PROMPT: Pull out every line of the listing below where "logo" appears.
(DATASET EXCERPTS Opens)
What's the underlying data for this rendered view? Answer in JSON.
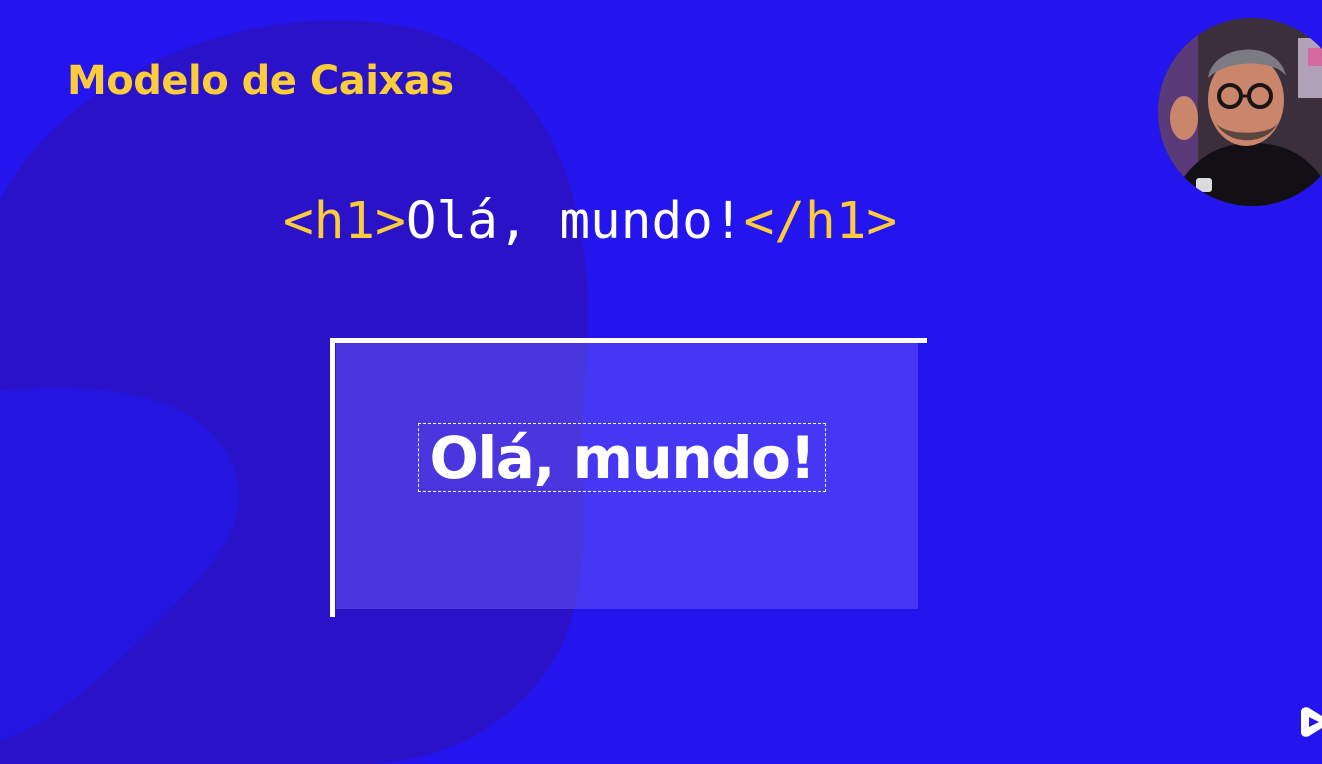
{
  "slide": {
    "title": "Modelo de Caixas",
    "code": {
      "open_tag": "<h1>",
      "content": "Olá, mundo!",
      "close_tag": "</h1>"
    },
    "rendered_heading": "Olá, mundo!"
  },
  "colors": {
    "background": "#2414ee",
    "blob": "#2a12c8",
    "accent_yellow": "#fccc3a",
    "text_white": "#ffffff"
  },
  "icons": {
    "presenter": "presenter-webcam",
    "brand": "play-logo-icon"
  }
}
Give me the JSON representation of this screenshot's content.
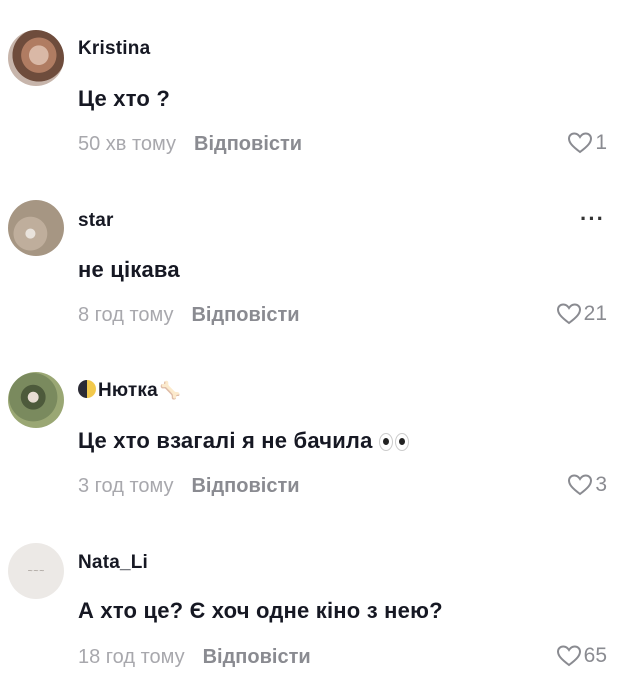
{
  "comments": [
    {
      "username": "Kristina",
      "text": "Це хто ?",
      "time": "50 хв тому",
      "reply": "Відповісти",
      "likes": "1",
      "avatar_icon": "user-photo-avatar"
    },
    {
      "username": "star",
      "text": "не цікава",
      "time": "8 год тому",
      "reply": "Відповісти",
      "likes": "21",
      "more": "···",
      "avatar_icon": "heart-shells-avatar"
    },
    {
      "username": "Нютка",
      "text": "Це хто взагалі я не бачила",
      "time": "3 год тому",
      "reply": "Відповісти",
      "likes": "3",
      "emoji_prefix": "moon-icon",
      "emoji_suffix": "bone-icon",
      "text_emoji": "eyes-icon",
      "avatar_icon": "user-photo-avatar"
    },
    {
      "username": "Nata_Li",
      "text": "А хто це? Є хоч одне кіно з нею?",
      "time": "18 год тому",
      "reply": "Відповісти",
      "likes": "65",
      "avatar_icon": "signature-logo-avatar"
    }
  ],
  "colors": {
    "text": "#161823",
    "meta": "#a8a8ad",
    "reply": "#8a8b91",
    "like_icon": "#8a8b91"
  }
}
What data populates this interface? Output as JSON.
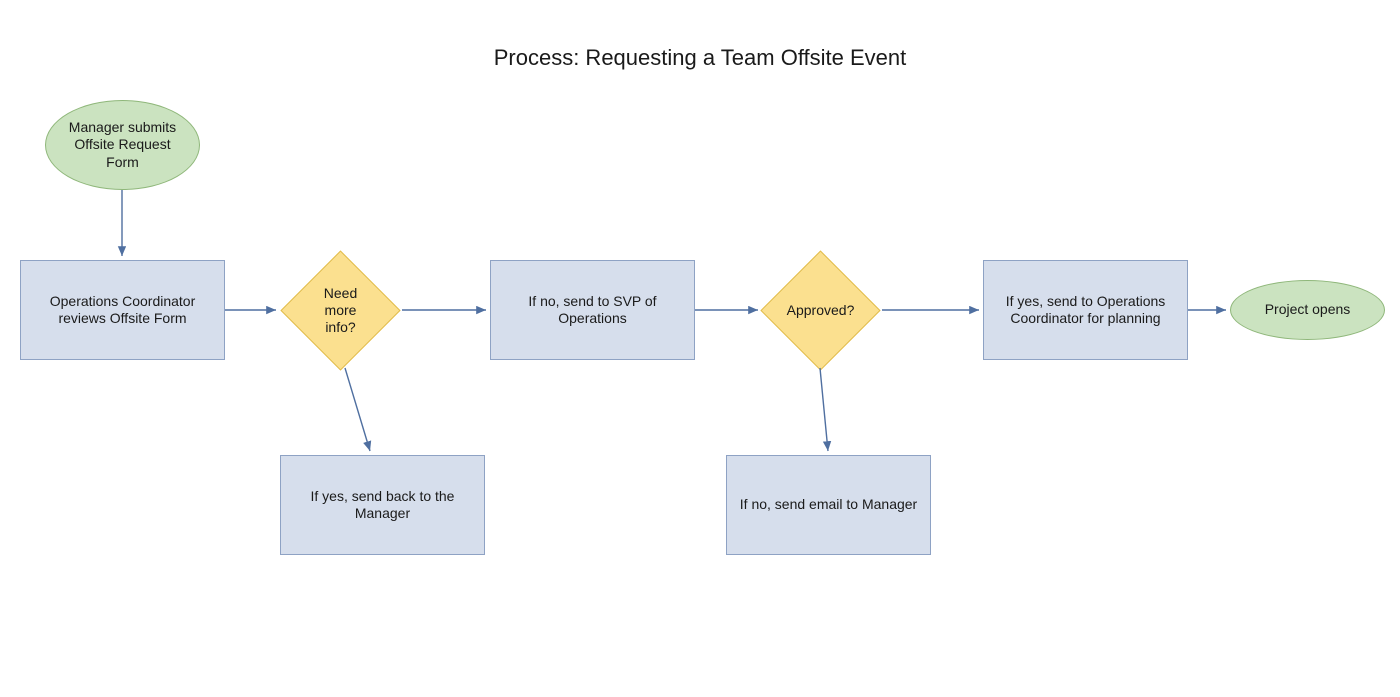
{
  "title": "Process: Requesting a Team Offsite Event",
  "nodes": {
    "start": {
      "label": "Manager submits Offsite Request Form"
    },
    "review": {
      "label": "Operations Coordinator reviews Offsite Form"
    },
    "needInfo": {
      "label": "Need more info?"
    },
    "sendBack": {
      "label": "If yes, send back to the Manager"
    },
    "toSvp": {
      "label": "If no, send to SVP of Operations"
    },
    "approved": {
      "label": "Approved?"
    },
    "emailMgr": {
      "label": "If no, send email to Manager"
    },
    "toCoord": {
      "label": "If yes, send to Operations Coordinator for planning"
    },
    "projectOpens": {
      "label": "Project opens"
    }
  },
  "colors": {
    "rectFill": "#d6deec",
    "rectStroke": "#8ea2c4",
    "ellipseFill": "#cbe3c0",
    "ellipseStroke": "#8fb77a",
    "diamondFill": "#fbe08f",
    "diamondStroke": "#e0bb4a",
    "arrow": "#4f6fa0"
  }
}
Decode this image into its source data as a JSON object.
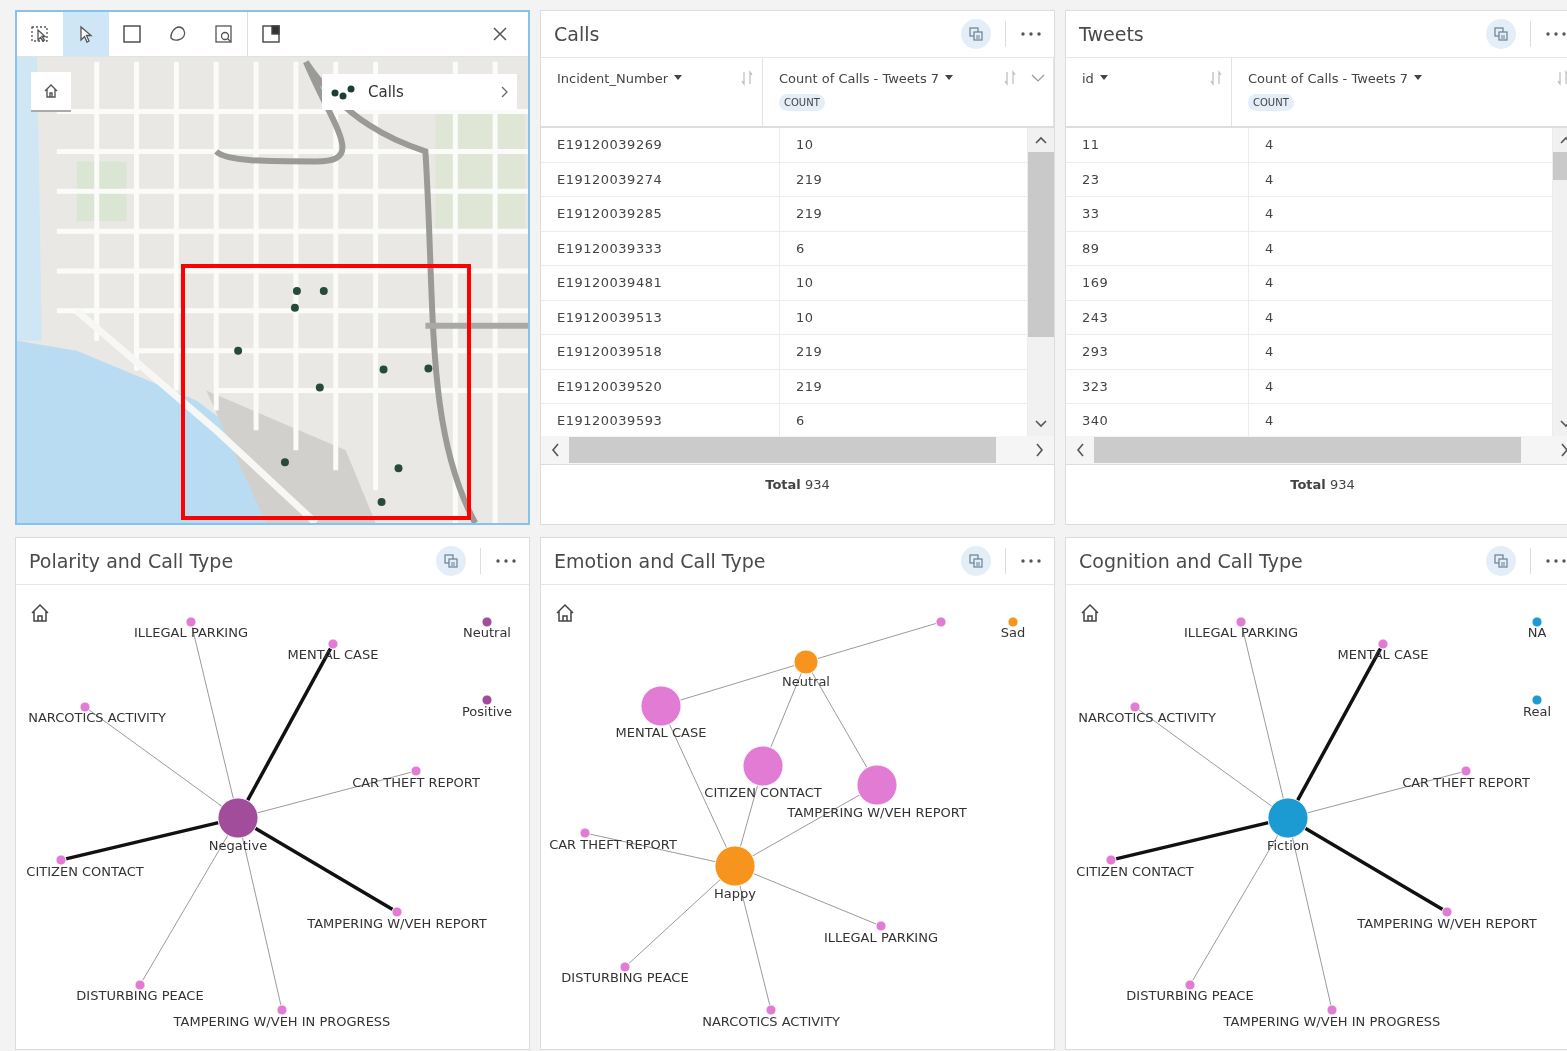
{
  "map": {
    "tools": [
      {
        "kind": "select-frame",
        "selected": false
      },
      {
        "kind": "pointer",
        "selected": true
      },
      {
        "kind": "rectangle",
        "selected": false
      },
      {
        "kind": "lasso",
        "selected": false
      },
      {
        "kind": "zoom-select",
        "selected": false
      },
      {
        "kind": "panel-toggle",
        "selected": false
      }
    ],
    "legend": {
      "label": "Calls"
    }
  },
  "tables": [
    {
      "title": "Calls",
      "columns": [
        {
          "label": "Incident_Number"
        },
        {
          "label": "Count of Calls - Tweets 7",
          "badge": "COUNT"
        }
      ],
      "rows": [
        [
          "E19120039269",
          "10"
        ],
        [
          "E19120039274",
          "219"
        ],
        [
          "E19120039285",
          "219"
        ],
        [
          "E19120039333",
          "6"
        ],
        [
          "E19120039481",
          "10"
        ],
        [
          "E19120039513",
          "10"
        ],
        [
          "E19120039518",
          "219"
        ],
        [
          "E19120039520",
          "219"
        ],
        [
          "E19120039593",
          "6"
        ]
      ],
      "footer": "**Total** 934"
    },
    {
      "title": "Tweets",
      "columns": [
        {
          "label": "id"
        },
        {
          "label": "Count of Calls - Tweets 7",
          "badge": "COUNT"
        }
      ],
      "rows": [
        [
          "11",
          "4"
        ],
        [
          "23",
          "4"
        ],
        [
          "33",
          "4"
        ],
        [
          "89",
          "4"
        ],
        [
          "169",
          "4"
        ],
        [
          "243",
          "4"
        ],
        [
          "293",
          "4"
        ],
        [
          "323",
          "4"
        ],
        [
          "340",
          "4"
        ]
      ],
      "footer": "**Total** 934"
    }
  ],
  "graphs": [
    {
      "title": "Polarity and Call Type",
      "nodes": [
        {
          "label": "Negative",
          "color": "#a14d9c",
          "kind": "large"
        },
        {
          "label": "ILLEGAL PARKING",
          "color": "#e27bd3",
          "kind": "small"
        },
        {
          "label": "MENTAL CASE",
          "color": "#e27bd3",
          "kind": "small"
        },
        {
          "label": "NARCOTICS ACTIVITY",
          "color": "#e27bd3",
          "kind": "small"
        },
        {
          "label": "CAR THEFT REPORT",
          "color": "#e27bd3",
          "kind": "small"
        },
        {
          "label": "CITIZEN CONTACT",
          "color": "#e27bd3",
          "kind": "small"
        },
        {
          "label": "TAMPERING W/VEH REPORT",
          "color": "#e27bd3",
          "kind": "small"
        },
        {
          "label": "DISTURBING PEACE",
          "color": "#e27bd3",
          "kind": "small"
        },
        {
          "label": "TAMPERING W/VEH IN PROGRESS",
          "color": "#e27bd3",
          "kind": "small"
        },
        {
          "label": "Neutral",
          "color": "#a14d9c",
          "kind": "small"
        },
        {
          "label": "Positive",
          "color": "#a14d9c",
          "kind": "small"
        }
      ],
      "edges": [
        {
          "strong": false
        },
        {
          "strong": true
        },
        {
          "strong": false
        },
        {
          "strong": false
        },
        {
          "strong": true
        },
        {
          "strong": true
        },
        {
          "strong": false
        },
        {
          "strong": false
        }
      ]
    },
    {
      "title": "Emotion and Call Type",
      "nodes": [
        {
          "label": "Neutral",
          "color": "#f7941d",
          "kind": "medium"
        },
        {
          "label": "Happy",
          "color": "#f7941d",
          "kind": "large"
        },
        {
          "label": "Sad",
          "color": "#f7941d",
          "kind": "small"
        },
        {
          "color": "#e27bd3",
          "kind": "small"
        },
        {
          "label": "MENTAL CASE",
          "color": "#e27bd3",
          "kind": "large"
        },
        {
          "label": "CITIZEN CONTACT",
          "color": "#e27bd3",
          "kind": "large"
        },
        {
          "label": "TAMPERING W/VEH REPORT",
          "color": "#e27bd3",
          "kind": "large"
        },
        {
          "label": "CAR THEFT REPORT",
          "color": "#e27bd3",
          "kind": "small"
        },
        {
          "label": "ILLEGAL PARKING",
          "color": "#e27bd3",
          "kind": "small"
        },
        {
          "label": "DISTURBING PEACE",
          "color": "#e27bd3",
          "kind": "small"
        },
        {
          "label": "NARCOTICS ACTIVITY",
          "color": "#e27bd3",
          "kind": "small"
        }
      ],
      "edges": [
        {
          "strong": false
        },
        {
          "strong": false
        },
        {
          "strong": false
        },
        {
          "strong": false
        },
        {
          "strong": false
        },
        {
          "strong": false
        },
        {
          "strong": false
        },
        {
          "strong": false
        },
        {
          "strong": false
        },
        {
          "strong": false
        },
        {
          "strong": false
        }
      ]
    },
    {
      "title": "Cognition and Call Type",
      "nodes": [
        {
          "label": "Fiction",
          "color": "#1b9bd1",
          "kind": "large"
        },
        {
          "label": "ILLEGAL PARKING",
          "color": "#e27bd3",
          "kind": "small"
        },
        {
          "label": "MENTAL CASE",
          "color": "#e27bd3",
          "kind": "small"
        },
        {
          "label": "NARCOTICS ACTIVITY",
          "color": "#e27bd3",
          "kind": "small"
        },
        {
          "label": "CAR THEFT REPORT",
          "color": "#e27bd3",
          "kind": "small"
        },
        {
          "label": "CITIZEN CONTACT",
          "color": "#e27bd3",
          "kind": "small"
        },
        {
          "label": "TAMPERING W/VEH REPORT",
          "color": "#e27bd3",
          "kind": "small"
        },
        {
          "label": "DISTURBING PEACE",
          "color": "#e27bd3",
          "kind": "small"
        },
        {
          "label": "TAMPERING W/VEH IN PROGRESS",
          "color": "#e27bd3",
          "kind": "small"
        },
        {
          "label": "NA",
          "color": "#1b9bd1",
          "kind": "small"
        },
        {
          "label": "Real",
          "color": "#1b9bd1",
          "kind": "small"
        }
      ],
      "edges": [
        {
          "strong": false
        },
        {
          "strong": true
        },
        {
          "strong": false
        },
        {
          "strong": false
        },
        {
          "strong": true
        },
        {
          "strong": true
        },
        {
          "strong": false
        },
        {
          "strong": false
        }
      ]
    }
  ]
}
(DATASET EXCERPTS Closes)
SOLUTION TO THIS TASK:
    "brand": "play-logo-icon"
      "avatar_icon": "signature-logo-avatar"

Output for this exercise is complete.